----- DATA EXTRACT

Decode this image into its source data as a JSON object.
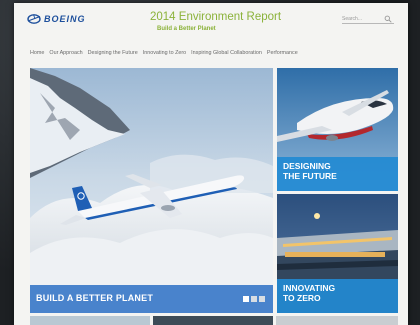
{
  "brand": {
    "logo_text": "BOEING",
    "logo_color": "#1d4f9c"
  },
  "header": {
    "title": "2014 Environment Report",
    "subtitle": "Build a Better Planet",
    "title_color": "#8bb23a"
  },
  "search": {
    "placeholder": "Search..."
  },
  "nav": {
    "items": [
      "Home",
      "Our Approach",
      "Designing the Future",
      "Innovating to Zero",
      "Inspiring Global Collaboration",
      "Performance"
    ]
  },
  "hero": {
    "caption": "BUILD A BETTER PLANET",
    "caption_color": "#2c70c4",
    "slides": 3,
    "active_slide": 1
  },
  "tiles": [
    {
      "caption": "DESIGNING\nTHE FUTURE"
    },
    {
      "caption": "INNOVATING\nTO ZERO"
    }
  ],
  "accent_colors": {
    "tile_blue": "#228ad2",
    "background": "#f4f4f2"
  }
}
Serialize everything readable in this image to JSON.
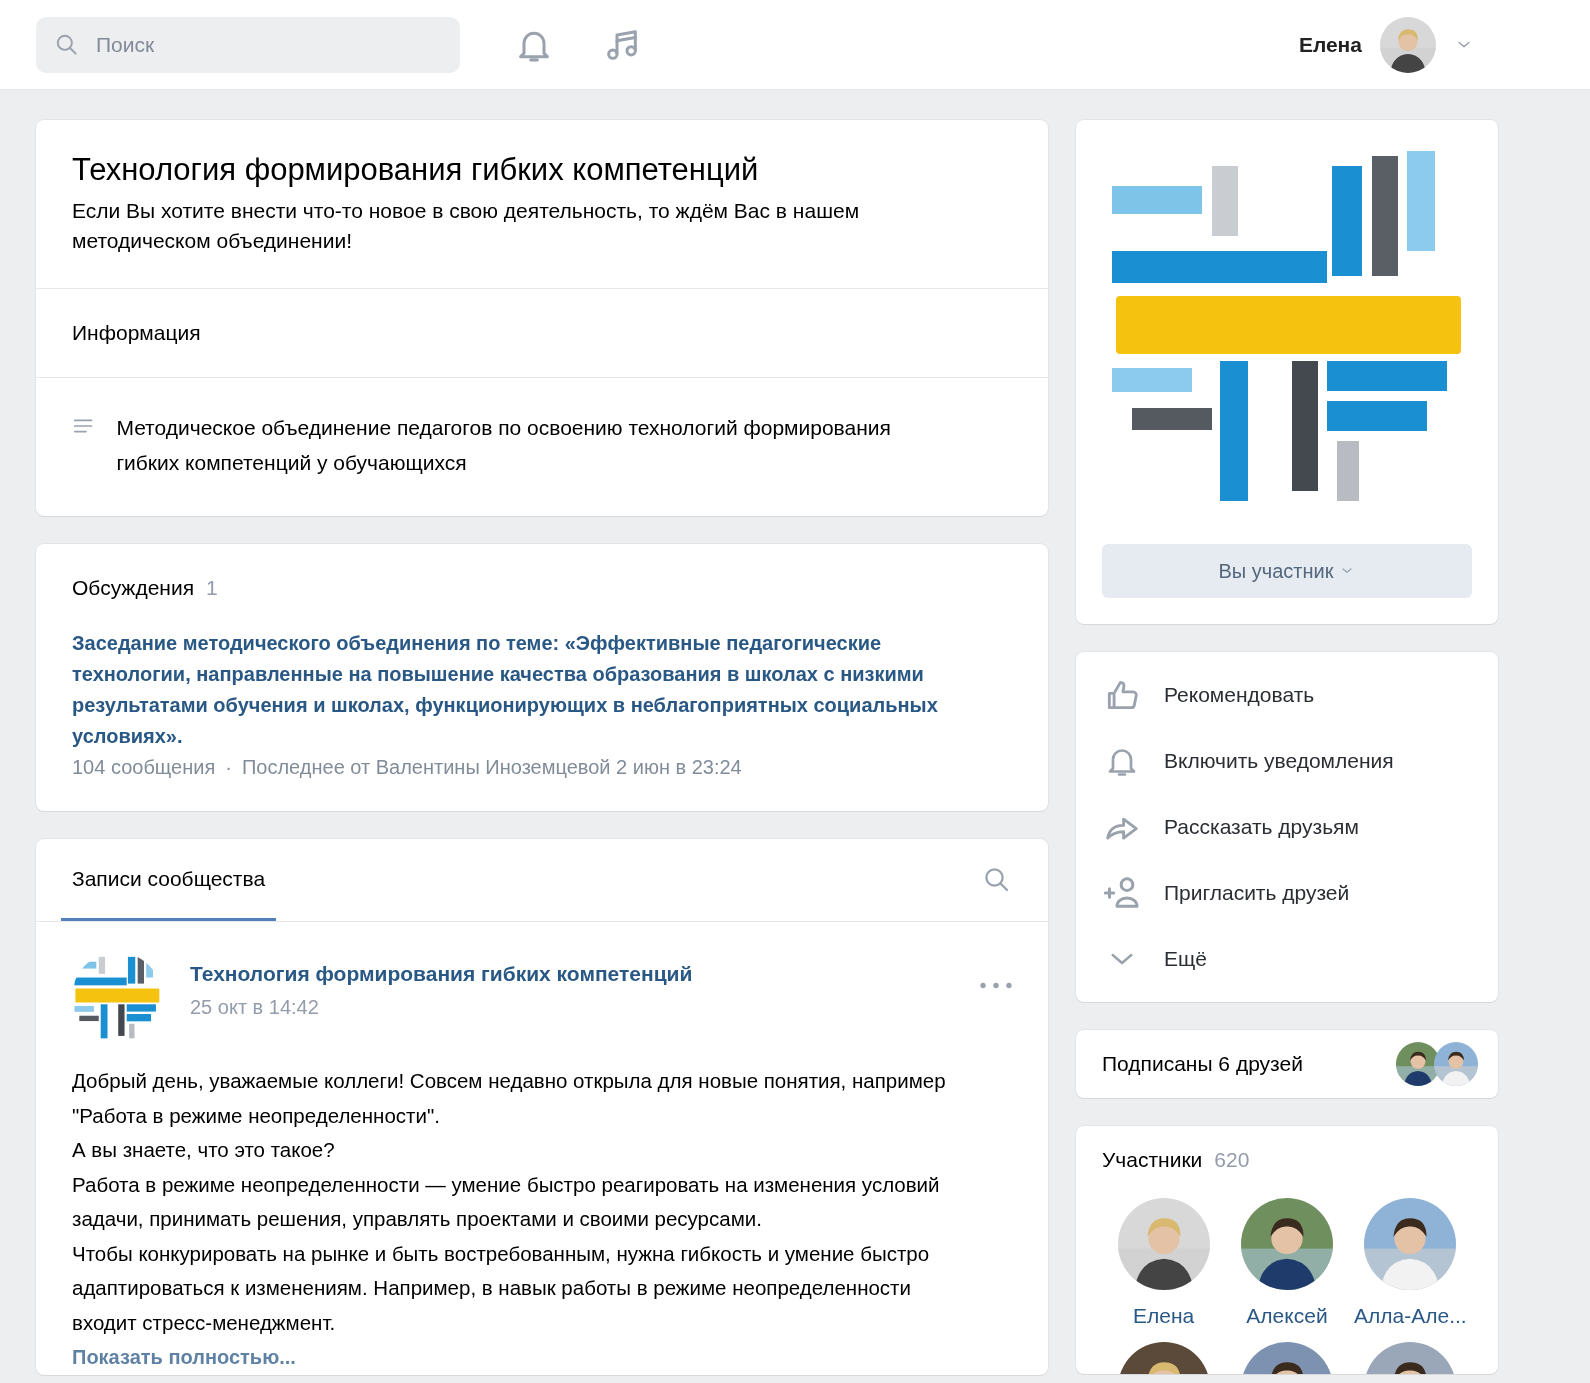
{
  "header": {
    "search": {
      "placeholder": "Поиск"
    },
    "user_name": "Елена"
  },
  "group": {
    "title": "Технология формирования гибких компетенций",
    "status": "Если Вы хотите внести что-то новое в свою деятельность, то ждём Вас в нашем методическом объединении!",
    "info_heading": "Информация",
    "description": "Методическое объединение педагогов по освоению технологий формирования гибких компетенций у обучающихся"
  },
  "discussions": {
    "heading": "Обсуждения",
    "count": "1",
    "topic": "Заседание методического объединения по теме: «Эффективные педагогические технологии, направленные на повышение качества образования в школах с низкими результатами обучения и школах, функционирующих в неблагоприятных социальных условиях».",
    "messages": "104 сообщения",
    "separator": "·",
    "last": "Последнее от Валентины Иноземцевой 2 июн в 23:24"
  },
  "wall": {
    "tabs": [
      {
        "label": "Записи сообщества",
        "selected": true
      }
    ],
    "post": {
      "author": "Технология формирования гибких компетенций",
      "date": "25 окт в 14:42",
      "paragraphs": [
        "Добрый день, уважаемые коллеги! Совсем недавно открыла для новые понятия, например \"Работа в режиме неопределенности\".",
        "А вы знаете, что это такое?",
        "Работа в режиме неопределенности — умение быстро реагировать на изменения условий задачи, принимать решения, управлять проектами и своими ресурсами.",
        "Чтобы конкурировать на рынке и быть востребованным, нужна гибкость и умение быстро адаптироваться к изменениям. Например, в навык работы в режиме неопределенности входит стресс-менеджмент."
      ],
      "more": "Показать полностью..."
    }
  },
  "cover": {
    "kind": "picture",
    "button": "Вы участник"
  },
  "actions": [
    {
      "kind": "thumb",
      "label": "Рекомендовать"
    },
    {
      "kind": "bell",
      "label": "Включить уведомления"
    },
    {
      "kind": "share",
      "label": "Рассказать друзьям"
    },
    {
      "kind": "invite",
      "label": "Пригласить друзей"
    },
    {
      "kind": "more",
      "label": "Ещё"
    }
  ],
  "friends": {
    "label": "Подписаны 6 друзей"
  },
  "members": {
    "heading": "Участники",
    "count": "620",
    "people": [
      {
        "name": "Елена"
      },
      {
        "name": "Алексей"
      },
      {
        "name": "Алла-Але..."
      }
    ]
  }
}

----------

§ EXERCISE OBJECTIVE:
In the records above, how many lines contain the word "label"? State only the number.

§ OUTPUT FOR THIS TASK:
7